Start of Block
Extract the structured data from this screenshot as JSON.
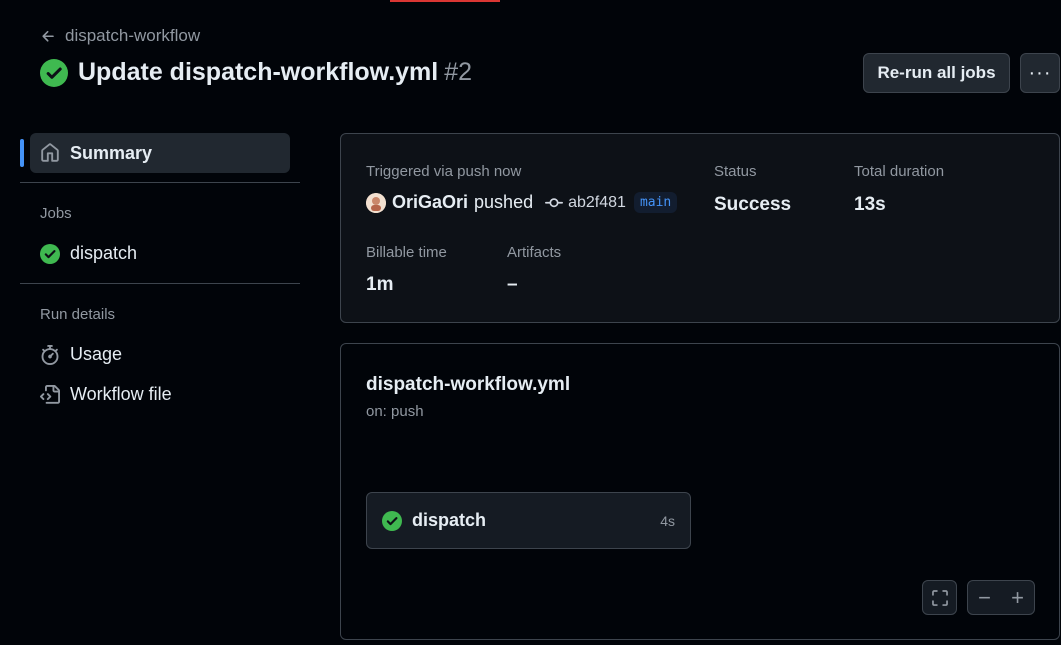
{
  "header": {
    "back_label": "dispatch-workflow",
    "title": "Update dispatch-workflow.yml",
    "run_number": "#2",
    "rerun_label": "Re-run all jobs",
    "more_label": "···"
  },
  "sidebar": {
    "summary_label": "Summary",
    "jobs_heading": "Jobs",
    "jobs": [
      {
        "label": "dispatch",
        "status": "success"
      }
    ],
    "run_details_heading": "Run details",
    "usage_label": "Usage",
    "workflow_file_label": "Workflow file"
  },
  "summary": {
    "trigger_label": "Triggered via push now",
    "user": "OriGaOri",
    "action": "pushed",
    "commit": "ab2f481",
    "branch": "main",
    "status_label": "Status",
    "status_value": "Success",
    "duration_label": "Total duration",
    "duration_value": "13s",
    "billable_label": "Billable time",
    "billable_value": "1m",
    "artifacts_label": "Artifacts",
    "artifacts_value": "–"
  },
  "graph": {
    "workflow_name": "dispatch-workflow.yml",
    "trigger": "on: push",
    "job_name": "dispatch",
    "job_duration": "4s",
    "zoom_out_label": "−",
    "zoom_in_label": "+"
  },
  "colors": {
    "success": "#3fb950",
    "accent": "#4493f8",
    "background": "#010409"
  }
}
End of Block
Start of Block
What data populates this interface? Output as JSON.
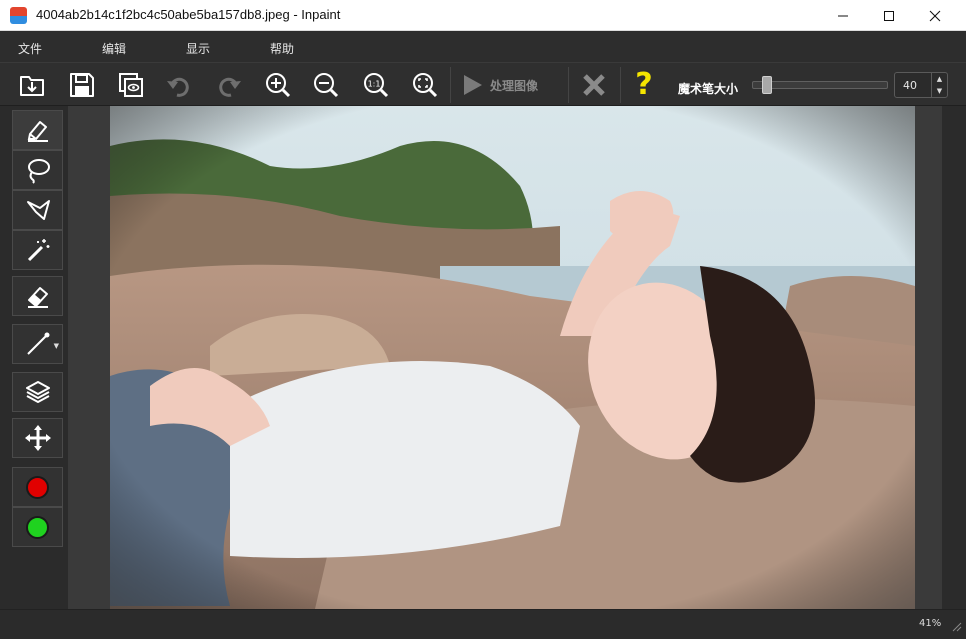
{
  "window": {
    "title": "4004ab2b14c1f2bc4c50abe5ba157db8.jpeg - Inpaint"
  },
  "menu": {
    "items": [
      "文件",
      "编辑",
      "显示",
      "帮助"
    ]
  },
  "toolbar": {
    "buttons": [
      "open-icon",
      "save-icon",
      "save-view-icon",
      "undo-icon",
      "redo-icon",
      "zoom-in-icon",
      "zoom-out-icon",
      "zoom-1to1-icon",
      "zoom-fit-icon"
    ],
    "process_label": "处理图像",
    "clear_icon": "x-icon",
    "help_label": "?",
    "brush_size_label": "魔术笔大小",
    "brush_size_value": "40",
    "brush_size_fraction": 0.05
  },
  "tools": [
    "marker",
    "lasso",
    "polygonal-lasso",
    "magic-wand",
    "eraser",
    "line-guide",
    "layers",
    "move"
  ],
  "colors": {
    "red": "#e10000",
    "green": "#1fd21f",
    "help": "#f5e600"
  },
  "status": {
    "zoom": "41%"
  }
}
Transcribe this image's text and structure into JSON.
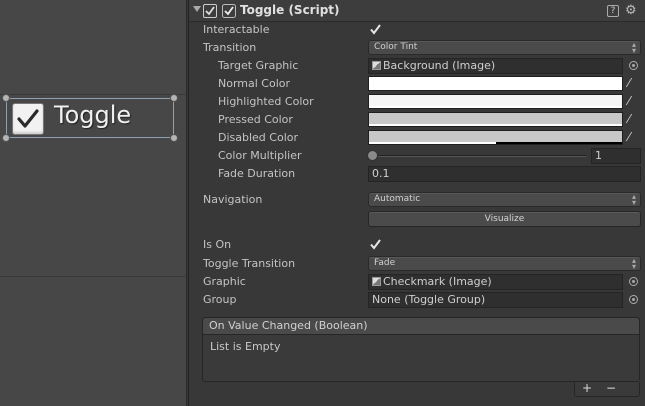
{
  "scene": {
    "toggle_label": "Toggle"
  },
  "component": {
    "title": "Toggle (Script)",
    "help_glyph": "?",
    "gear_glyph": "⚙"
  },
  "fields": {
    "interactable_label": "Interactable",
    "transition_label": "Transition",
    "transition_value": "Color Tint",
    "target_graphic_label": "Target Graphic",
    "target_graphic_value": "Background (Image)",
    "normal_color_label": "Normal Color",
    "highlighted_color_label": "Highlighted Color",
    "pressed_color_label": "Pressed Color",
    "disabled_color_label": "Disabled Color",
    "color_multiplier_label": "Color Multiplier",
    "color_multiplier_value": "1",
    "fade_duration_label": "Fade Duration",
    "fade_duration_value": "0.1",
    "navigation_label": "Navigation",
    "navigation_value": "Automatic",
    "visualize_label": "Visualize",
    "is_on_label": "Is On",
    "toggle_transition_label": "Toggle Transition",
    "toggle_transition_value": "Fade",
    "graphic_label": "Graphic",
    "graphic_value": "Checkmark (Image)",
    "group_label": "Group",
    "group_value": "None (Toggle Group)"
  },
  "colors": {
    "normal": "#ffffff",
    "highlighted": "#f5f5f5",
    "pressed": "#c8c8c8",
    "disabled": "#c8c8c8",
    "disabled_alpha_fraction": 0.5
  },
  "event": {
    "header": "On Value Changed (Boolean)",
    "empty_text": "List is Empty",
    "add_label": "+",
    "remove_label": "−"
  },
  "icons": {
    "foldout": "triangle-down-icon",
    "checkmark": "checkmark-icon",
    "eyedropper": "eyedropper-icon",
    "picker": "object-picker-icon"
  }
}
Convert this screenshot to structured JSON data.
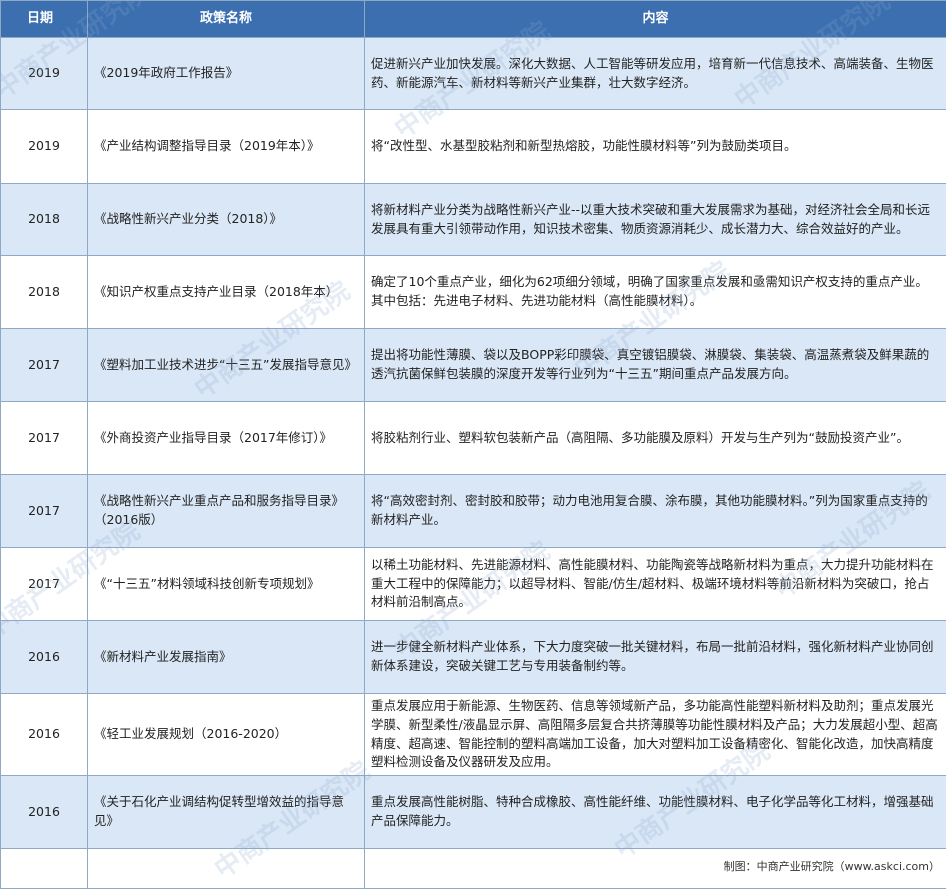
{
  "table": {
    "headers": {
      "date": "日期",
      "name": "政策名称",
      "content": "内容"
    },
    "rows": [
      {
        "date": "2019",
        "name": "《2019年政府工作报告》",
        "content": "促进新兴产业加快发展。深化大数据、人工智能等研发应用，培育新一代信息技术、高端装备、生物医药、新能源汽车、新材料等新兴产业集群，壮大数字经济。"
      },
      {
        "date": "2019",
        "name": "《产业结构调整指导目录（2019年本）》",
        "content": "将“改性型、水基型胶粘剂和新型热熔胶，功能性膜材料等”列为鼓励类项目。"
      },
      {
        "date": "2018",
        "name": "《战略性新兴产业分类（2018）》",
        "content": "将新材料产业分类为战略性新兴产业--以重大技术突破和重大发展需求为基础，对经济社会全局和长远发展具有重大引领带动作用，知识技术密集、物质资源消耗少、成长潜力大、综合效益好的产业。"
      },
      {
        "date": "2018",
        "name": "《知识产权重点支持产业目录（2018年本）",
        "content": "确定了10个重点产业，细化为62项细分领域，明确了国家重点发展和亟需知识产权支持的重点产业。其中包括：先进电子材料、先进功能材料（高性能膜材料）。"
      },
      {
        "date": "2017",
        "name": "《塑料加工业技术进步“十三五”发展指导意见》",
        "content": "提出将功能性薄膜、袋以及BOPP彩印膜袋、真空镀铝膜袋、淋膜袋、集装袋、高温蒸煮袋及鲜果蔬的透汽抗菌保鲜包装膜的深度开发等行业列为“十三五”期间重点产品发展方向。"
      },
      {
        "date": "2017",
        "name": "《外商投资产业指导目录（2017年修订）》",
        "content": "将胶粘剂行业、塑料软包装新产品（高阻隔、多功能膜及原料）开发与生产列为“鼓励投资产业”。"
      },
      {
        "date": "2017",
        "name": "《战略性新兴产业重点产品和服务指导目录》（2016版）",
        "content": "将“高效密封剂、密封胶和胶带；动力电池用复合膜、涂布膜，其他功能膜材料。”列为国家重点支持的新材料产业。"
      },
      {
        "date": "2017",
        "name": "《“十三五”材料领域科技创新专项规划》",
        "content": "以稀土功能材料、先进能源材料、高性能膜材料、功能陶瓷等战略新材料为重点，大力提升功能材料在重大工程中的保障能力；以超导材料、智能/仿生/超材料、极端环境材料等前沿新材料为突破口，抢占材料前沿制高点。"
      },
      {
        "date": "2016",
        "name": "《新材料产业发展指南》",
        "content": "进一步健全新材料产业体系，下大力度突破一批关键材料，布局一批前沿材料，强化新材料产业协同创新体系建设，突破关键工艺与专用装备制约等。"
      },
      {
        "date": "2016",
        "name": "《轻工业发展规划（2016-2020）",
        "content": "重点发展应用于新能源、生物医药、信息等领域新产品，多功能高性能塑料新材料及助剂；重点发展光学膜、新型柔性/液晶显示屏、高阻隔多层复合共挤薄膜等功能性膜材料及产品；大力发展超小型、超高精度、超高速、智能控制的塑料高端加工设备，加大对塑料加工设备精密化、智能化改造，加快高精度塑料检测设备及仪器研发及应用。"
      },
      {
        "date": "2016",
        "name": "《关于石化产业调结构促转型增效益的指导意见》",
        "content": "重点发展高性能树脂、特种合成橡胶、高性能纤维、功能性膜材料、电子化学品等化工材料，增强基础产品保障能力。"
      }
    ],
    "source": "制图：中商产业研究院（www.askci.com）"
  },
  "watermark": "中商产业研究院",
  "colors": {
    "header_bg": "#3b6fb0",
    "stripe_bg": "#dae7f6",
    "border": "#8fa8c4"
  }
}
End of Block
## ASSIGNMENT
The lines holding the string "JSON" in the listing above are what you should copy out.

## RESULT BELOW
Extract the structured data from this screenshot as JSON.
What data populates this interface? Output as JSON.
Transcribe this image's text and structure into JSON.
Convert this screenshot to structured JSON data.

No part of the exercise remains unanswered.